“Democracy depends on a healthy news ecosystem, with a wide range of trusted sources. As all media look for new models that will support journalism in the future, there is no single solution — yet. But there are some encouraging experiments.”

We are partnering with public libraries to reach out to more Canadians, especially new Canadians and those who may not have Internet access.

In reality, the presence of CBC/Radio-Canada has helped moderate some of the worst effects of the decline of local news. It has been an equalizing force, ensuring that all Canadians continue to have access to quality news and information. We are present in more than 60 communities across the country, in English and French and eight Indigenous languages. We have been deepening our local connections with pop-up bureaus that move around to communities without permanent on-the-ground coverage.
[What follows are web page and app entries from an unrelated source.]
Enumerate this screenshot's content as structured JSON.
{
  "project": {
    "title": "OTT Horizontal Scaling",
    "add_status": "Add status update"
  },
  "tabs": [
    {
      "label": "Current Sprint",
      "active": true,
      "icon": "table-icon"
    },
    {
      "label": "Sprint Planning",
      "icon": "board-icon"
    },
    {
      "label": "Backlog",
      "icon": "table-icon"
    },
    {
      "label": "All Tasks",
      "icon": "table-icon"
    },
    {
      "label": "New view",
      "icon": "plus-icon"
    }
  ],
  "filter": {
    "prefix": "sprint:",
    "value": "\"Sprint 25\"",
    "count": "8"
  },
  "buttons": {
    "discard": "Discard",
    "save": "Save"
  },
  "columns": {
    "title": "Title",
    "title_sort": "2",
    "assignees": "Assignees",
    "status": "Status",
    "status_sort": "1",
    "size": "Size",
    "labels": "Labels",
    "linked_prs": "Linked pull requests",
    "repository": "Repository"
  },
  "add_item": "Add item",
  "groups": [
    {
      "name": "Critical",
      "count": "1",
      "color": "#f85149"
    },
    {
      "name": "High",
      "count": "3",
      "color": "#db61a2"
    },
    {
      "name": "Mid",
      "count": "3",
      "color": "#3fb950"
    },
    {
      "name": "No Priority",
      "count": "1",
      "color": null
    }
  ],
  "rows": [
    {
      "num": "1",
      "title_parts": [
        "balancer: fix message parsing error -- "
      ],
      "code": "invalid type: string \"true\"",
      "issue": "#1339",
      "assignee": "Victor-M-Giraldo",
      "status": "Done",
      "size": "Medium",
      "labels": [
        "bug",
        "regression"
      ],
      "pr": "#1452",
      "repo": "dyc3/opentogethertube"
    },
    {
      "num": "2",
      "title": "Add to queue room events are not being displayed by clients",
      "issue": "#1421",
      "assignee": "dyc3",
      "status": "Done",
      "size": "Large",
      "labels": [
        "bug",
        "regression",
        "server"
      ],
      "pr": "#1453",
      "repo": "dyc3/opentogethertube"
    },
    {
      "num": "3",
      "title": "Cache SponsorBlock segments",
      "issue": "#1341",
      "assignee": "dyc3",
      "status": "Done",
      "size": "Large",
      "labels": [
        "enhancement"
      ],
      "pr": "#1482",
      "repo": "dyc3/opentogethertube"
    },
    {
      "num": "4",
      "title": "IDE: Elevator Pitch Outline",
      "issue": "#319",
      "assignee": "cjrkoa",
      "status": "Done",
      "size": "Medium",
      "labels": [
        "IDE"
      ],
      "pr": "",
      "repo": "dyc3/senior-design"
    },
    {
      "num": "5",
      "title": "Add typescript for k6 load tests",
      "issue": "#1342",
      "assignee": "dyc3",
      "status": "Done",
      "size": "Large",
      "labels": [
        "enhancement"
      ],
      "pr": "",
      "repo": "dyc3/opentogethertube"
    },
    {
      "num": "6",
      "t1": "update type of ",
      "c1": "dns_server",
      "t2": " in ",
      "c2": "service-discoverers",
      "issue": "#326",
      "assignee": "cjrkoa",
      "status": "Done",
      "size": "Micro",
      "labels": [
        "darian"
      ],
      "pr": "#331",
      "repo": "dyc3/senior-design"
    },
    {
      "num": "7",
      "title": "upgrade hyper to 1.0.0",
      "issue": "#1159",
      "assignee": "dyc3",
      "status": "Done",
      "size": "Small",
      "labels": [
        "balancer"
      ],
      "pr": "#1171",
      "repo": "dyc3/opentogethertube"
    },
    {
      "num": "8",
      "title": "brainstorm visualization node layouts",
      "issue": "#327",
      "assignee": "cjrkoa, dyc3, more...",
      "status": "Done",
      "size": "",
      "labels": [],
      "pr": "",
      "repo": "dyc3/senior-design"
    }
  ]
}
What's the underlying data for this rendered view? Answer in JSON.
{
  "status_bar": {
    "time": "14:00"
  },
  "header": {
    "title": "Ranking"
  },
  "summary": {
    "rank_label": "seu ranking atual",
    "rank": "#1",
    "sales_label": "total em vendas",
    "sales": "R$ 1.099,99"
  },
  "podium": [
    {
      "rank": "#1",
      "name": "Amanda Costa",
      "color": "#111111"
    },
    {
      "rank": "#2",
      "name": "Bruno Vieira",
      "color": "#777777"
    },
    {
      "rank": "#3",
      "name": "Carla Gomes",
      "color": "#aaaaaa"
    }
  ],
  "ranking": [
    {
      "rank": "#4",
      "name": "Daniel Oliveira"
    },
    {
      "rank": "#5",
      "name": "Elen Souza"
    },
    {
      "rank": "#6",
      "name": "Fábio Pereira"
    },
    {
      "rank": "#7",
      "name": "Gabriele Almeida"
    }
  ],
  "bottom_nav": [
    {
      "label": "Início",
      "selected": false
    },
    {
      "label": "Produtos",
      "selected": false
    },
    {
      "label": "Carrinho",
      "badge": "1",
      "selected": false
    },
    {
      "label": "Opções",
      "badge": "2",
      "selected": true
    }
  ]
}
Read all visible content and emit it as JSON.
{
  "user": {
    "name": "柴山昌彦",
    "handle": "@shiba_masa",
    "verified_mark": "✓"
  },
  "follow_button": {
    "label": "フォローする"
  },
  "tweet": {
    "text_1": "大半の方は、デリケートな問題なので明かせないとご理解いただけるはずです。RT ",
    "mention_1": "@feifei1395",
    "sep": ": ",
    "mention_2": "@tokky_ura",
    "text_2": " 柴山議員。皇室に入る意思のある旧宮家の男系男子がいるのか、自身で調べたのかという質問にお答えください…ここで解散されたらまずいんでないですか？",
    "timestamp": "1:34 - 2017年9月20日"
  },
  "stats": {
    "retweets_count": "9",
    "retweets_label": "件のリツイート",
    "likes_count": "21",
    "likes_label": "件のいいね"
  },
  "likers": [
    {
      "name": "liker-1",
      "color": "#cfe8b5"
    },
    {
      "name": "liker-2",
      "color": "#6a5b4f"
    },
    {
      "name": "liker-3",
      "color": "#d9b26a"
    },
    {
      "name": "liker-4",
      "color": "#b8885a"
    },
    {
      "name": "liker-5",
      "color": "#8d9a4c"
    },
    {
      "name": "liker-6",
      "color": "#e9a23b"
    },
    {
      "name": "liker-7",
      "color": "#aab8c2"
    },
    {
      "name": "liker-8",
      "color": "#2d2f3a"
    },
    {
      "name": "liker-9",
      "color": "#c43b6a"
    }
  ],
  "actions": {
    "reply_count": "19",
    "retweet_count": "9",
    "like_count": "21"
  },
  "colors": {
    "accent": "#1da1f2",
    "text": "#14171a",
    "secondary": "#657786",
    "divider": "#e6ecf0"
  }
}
But we cannot be the only ones. Democracy depends on a healthy news ecosystem, with a wide range of trusted sources. As all media look for new models that will support journalism in the future, there is no single solution — yet. But there are some encouraging experiments.

The federal government has set up income tax measures, including tax credits, to support private Canadian news organizations. It created the Local Journalism Initiative with $50 million to create 160 reporting positions in underserved communities. In the recent Throne Speech, it promised legislation to require the U.S. digital giants, who profit from Canadian news content, to contribute to the creation of that content.

Even digital giants are offering to help where they have hurt. In March, Facebook pledged an additional US$100 million for its Facebook Journalism Project to fund local reporters — on top of the US$300 million already committed. Just this month, Google announced a billion dollar investment to start paying publishers to create and curate their content for the new Google News Initiative.

It is our hope that all of these initiatives will strengthen journalism for Canadians. We know from experience that the key to trust, to social cohesion, to civil discourse, is local news. It is where connections begin. When we recognize the power of local, the power of community, we are stronger as a nation. Local news matters for all of us.

Catherine Tait is president and CEO of CBC/Radio-Canada.